Reeves sets up a compelling dynamic with Robert Pattinson’s Batman/Bruce Wayne and Andy Serkis’ father-like butler, Alfred. Alfred is the perfect narrative vehicle for prodding some humanity out of the tortured hero. Despite one or two great scenes with the pair, Alfred is shoved to the sidelines to make way for the heavy plotting. Alfred gets the worst of it, but Reeves decides to treat all the side characters as pawns in the greater Batman scheme.
Characters that deserve the time to be fleshed out are an afterthought. Likewise, the film’s biggest letdown is that this newly realized angsty Bruce Wayne receives little development for his identity crisis. Robert Pattinson is excellent in the role and finds ways to develop the character without much help from the script. Reeves teases fans with the only on-screen iteration of Bruce Wayne that can’t maintain the illusion of having himself together and disappointingly gives nothing more than a cursory peek into his mind.

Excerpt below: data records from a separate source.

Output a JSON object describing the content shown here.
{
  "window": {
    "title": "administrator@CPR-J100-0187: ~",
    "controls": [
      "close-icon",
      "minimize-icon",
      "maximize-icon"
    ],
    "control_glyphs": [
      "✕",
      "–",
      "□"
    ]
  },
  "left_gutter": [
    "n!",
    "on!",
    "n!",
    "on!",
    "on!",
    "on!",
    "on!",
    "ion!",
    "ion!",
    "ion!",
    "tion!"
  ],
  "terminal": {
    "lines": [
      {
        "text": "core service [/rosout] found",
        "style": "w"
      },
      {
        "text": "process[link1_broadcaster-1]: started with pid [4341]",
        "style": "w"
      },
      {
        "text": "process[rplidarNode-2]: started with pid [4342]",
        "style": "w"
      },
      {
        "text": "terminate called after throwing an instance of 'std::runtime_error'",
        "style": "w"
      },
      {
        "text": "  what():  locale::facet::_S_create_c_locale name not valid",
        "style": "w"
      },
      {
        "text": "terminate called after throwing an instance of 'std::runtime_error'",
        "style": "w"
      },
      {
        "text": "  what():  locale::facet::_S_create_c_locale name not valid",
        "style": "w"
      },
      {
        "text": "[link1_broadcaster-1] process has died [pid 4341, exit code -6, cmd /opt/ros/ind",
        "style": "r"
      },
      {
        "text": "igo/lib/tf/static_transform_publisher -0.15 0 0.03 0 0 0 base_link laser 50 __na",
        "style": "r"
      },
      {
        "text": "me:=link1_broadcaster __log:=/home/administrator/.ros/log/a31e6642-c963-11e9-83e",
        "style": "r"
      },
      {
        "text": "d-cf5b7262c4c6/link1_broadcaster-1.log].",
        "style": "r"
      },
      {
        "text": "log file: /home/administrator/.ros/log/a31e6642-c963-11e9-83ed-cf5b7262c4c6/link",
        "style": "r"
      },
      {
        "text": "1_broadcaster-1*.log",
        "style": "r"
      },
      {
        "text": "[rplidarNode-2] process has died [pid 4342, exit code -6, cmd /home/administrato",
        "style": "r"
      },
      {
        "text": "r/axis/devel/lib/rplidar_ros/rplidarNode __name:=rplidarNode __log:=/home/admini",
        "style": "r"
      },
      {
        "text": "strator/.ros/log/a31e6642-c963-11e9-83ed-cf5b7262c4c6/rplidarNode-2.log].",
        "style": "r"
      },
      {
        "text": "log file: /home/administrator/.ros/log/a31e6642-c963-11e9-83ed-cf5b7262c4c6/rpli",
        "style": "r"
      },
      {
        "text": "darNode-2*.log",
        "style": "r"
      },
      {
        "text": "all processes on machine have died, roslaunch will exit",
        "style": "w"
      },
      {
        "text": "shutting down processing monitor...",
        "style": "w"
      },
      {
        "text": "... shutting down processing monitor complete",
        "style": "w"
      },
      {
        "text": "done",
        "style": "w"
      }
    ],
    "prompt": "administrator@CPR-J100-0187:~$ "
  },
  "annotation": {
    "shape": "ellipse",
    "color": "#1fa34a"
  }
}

The Batman is by far the grimmest Gotham City in any film to date, yet it often censors itself in favor of its PG-13 rating. A lot of surprisingly brutal moments become underwhelming as they suddenly shy away from the violent content.
The film is unique in its presentation and aesthetic—especially for a superhero blockbuster— but at its core, it is highly derivative. Films that The Batman has been compared to include Se7en, Zodiac, and Chinatown. Entire plot points and characters are ripped straight from these aforementioned crime-thrillers. A lot of moments with Paul Dano’s Riddler feel like a mash-up of the villains from these movies while hitting one too many similar beats as The Dark Knight’s Joker. To say that Reeves was “inspired” by these movies would be like saying The Magnificent Seven was inspired by Seven Samurai. Or like saying West Side Story was inspired by Romeo & Juliet.
Matt Reeves brings a lot of intriguing ideas to The Batman,  and while some of them unceremoniously fall flat, a lot end up working. The quieter moments where Batman investigates crime scenes as the police resent his presence build great tension. The action scenes are fluid and hard-hitting, but only up to a point. Batman gets shot point-blank with all kinds of firearms, bearing nothing more than a grimace in his (plot-armor) kevlar suit. It becomes especially eye-rolling towards the end, as any semblance of tension over Batman’s safety dissolves.
The Batman is a beautifully shot, often satisfying re-interpretation of the classic cowled character, but the sum of the film’s parts can’t find a way to live up to its incredible build throughout its former half. Fans of the character, the comics, and gritty action movies will find a lot to love, while more casual movie-goers may not be as engaged.